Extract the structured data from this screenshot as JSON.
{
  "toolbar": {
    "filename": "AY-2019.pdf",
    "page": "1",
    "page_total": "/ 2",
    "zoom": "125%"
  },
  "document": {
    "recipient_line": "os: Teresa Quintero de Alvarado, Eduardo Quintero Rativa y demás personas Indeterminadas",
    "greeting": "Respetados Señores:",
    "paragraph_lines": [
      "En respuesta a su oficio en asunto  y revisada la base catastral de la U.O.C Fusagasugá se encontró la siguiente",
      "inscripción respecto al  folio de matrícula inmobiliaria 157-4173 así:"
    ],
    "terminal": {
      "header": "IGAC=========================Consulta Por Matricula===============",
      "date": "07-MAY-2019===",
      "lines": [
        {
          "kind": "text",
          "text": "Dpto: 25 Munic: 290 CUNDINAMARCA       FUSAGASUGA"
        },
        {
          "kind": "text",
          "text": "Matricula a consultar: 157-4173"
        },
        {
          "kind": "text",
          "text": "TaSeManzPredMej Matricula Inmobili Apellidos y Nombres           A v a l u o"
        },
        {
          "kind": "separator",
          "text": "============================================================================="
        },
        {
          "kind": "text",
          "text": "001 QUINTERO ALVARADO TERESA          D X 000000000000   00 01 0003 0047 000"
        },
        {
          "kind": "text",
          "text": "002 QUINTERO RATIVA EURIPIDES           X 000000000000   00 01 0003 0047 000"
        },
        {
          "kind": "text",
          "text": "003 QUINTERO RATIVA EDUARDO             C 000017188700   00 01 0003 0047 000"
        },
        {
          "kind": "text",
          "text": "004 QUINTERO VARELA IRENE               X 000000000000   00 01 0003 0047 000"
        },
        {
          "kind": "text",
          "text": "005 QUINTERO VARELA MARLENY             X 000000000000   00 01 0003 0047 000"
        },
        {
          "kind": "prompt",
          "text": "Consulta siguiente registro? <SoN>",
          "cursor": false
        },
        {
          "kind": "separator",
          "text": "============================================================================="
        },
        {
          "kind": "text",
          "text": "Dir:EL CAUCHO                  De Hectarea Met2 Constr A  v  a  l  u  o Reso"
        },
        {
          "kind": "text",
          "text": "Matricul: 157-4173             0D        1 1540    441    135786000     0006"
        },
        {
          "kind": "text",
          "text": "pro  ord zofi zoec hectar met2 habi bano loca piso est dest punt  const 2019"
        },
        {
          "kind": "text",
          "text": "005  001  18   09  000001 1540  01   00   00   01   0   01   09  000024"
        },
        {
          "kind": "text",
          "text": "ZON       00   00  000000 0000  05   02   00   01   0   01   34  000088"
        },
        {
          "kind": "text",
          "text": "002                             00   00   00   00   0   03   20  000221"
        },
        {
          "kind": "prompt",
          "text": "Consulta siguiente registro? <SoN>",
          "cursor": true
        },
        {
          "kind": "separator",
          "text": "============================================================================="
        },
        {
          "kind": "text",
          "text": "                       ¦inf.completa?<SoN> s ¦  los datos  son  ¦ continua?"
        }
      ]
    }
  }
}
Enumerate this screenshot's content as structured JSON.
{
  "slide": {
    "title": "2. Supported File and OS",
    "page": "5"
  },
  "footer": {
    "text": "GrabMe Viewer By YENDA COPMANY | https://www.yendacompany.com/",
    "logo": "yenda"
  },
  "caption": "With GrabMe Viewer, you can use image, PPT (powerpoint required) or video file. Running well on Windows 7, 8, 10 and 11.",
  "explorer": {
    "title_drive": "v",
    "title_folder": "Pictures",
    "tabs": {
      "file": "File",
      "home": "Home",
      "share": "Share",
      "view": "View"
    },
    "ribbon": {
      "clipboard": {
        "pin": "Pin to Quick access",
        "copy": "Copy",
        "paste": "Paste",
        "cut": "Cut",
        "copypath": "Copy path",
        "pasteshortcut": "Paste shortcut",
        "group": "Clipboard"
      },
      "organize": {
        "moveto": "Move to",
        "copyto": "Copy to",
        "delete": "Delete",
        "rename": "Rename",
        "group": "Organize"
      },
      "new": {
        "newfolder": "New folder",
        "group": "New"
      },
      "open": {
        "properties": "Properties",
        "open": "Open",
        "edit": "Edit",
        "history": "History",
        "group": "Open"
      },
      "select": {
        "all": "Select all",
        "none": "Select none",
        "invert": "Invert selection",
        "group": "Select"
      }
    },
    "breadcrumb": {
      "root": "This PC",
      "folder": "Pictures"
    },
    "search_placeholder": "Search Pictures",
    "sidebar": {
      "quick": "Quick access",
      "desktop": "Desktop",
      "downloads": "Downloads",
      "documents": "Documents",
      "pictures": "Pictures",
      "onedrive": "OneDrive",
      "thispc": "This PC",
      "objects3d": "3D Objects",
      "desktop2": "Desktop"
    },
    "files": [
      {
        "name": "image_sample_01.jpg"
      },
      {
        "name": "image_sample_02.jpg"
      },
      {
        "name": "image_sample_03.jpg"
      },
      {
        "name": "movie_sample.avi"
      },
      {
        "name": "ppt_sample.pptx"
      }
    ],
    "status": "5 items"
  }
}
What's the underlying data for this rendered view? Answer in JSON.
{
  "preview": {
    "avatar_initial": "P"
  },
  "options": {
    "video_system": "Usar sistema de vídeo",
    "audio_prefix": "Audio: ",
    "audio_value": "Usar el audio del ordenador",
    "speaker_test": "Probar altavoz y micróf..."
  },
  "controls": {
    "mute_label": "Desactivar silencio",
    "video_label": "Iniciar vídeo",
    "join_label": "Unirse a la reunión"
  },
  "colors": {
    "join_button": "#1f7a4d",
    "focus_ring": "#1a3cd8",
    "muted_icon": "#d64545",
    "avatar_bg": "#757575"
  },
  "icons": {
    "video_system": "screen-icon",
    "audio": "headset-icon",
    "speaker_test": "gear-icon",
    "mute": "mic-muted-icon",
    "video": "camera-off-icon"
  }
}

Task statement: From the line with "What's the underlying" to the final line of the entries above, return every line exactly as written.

Task response:
What's the underlying data for this rendered view? Answer in JSON.
{
  "preview": {
    "avatar_initial": "P"
  },
  "options": {
    "video_system": "Usar sistema de vídeo",
    "audio_prefix": "Audio: ",
    "audio_value": "Usar el audio del ordenador",
    "speaker_test": "Probar altavoz y micróf..."
  },
  "controls": {
    "mute_label": "Desactivar silencio",
    "video_label": "Iniciar vídeo",
    "join_label": "Unirse a la reunión"
  },
  "colors": {
    "join_button": "#1f7a4d",
    "focus_ring": "#1a3cd8",
    "muted_icon": "#d64545",
    "avatar_bg": "#757575"
  },
  "icons": {
    "video_system": "screen-icon",
    "audio": "headset-icon",
    "speaker_test": "gear-icon",
    "mute": "mic-muted-icon",
    "video": "camera-off-icon"
  }
}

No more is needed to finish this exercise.